Tongariro National Park – March 2021
Rangipo Hut occupies a high position at almost 1600m on the eastern flanks of Mt Ruapehu, offering important shelter for trampers on the Round the Mountain track. The 20-bunk Lockwood-style hut overlooks the Rangipo Desert and Kaimanawa Ranges, and catches the morning sun – when it’s fine.
However, being so high and exposed, and hut gets a fair hammering from storms, dust and wind-blown scoria, and had been looking much the worse for wear. In March, a four-strong team did a fine job of repainting the hut, funded by the BCT.

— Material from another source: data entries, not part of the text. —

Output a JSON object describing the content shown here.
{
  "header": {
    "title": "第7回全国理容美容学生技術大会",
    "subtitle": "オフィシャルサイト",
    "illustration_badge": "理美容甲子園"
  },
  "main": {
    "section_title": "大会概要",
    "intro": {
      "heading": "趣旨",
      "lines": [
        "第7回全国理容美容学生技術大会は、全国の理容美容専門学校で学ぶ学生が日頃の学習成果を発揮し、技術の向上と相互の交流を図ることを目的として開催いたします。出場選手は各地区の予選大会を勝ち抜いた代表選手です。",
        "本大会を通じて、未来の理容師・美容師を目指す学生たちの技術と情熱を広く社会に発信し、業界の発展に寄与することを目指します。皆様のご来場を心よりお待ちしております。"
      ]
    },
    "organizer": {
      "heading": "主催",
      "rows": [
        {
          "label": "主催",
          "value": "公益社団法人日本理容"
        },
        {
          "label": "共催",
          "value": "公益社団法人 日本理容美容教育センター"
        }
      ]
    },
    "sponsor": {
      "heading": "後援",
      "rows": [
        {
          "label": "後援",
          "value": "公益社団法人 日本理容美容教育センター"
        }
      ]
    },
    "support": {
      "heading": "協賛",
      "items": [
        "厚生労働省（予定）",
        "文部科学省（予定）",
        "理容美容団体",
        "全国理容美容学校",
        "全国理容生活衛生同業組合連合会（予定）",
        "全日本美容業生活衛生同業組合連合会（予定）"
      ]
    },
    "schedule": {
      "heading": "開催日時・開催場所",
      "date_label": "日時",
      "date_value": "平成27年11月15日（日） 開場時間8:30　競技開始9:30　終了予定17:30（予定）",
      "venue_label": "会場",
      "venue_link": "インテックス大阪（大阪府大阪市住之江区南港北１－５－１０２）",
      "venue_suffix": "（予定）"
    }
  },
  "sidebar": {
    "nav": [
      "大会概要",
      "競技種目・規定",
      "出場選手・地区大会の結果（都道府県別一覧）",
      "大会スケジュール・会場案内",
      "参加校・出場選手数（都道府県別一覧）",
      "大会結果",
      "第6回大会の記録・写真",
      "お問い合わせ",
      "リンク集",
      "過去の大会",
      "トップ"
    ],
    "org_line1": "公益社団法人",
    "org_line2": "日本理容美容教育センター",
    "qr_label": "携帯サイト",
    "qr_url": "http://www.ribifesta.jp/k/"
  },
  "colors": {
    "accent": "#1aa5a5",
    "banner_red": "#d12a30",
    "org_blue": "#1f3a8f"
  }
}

Waitaha Valley, West Coast – March 2021
County Stream Hut occupies a bench above the Country Stream, a major tributary of the Waitaha River, which drains the formidable western ramparts of Mt Evans in the central Southern Alps. Between 18–26 March, a team of volunteers funded by the BCT flew in to complete an upgrade of the hut.
Eyre Mountains/Taka Rā Haka Conservation Park, Southland – March 2021
Ashton Hut is located above a gorge in the Ashton Burn, a tributary of the Oreti River in Southland’s Eyre Mountains. Between 20 and 23 March, a volunteer group of Permolat Southland members restored the hut, funded by the BCT.
Kaimai-Mamuku Forest Park, Bay of Plenty – February 2021
Situated near Sentinel Rock on the crest of the Kaimai Range, Motutapere Hut has recently had a significant upgrade. The hut, used by hunters and trampers, can be accessed from the Tuahu Track, or from the Mt Eliza Mine Track, both of which link with North South Track.
Waitaha Valley, West Coast – February 2021
Moonbeam Hut is situated in one of the West Coast’s most rugged valleys: the mighty Waitaha.
The Waitaha River drains part of the central Southern Alps, beginning life on the glaciers of such formidable peaks as Mt Evans, before flowing through friendly tussock flats and tumbling down terrific gorges, to finally emerge onto the farmed flats of Westland, and disgorging into the Tasman Sea. Traversing the upper Waitaha has long been a great challenge for trampers and hunters, and in recent years whitewater kayakers have discovered superb paddling.
Other huts in the valley, Ivory Lake and Top Waitaha, have been restored in recent years, and in February 2021 it was the turn of Moonbeam.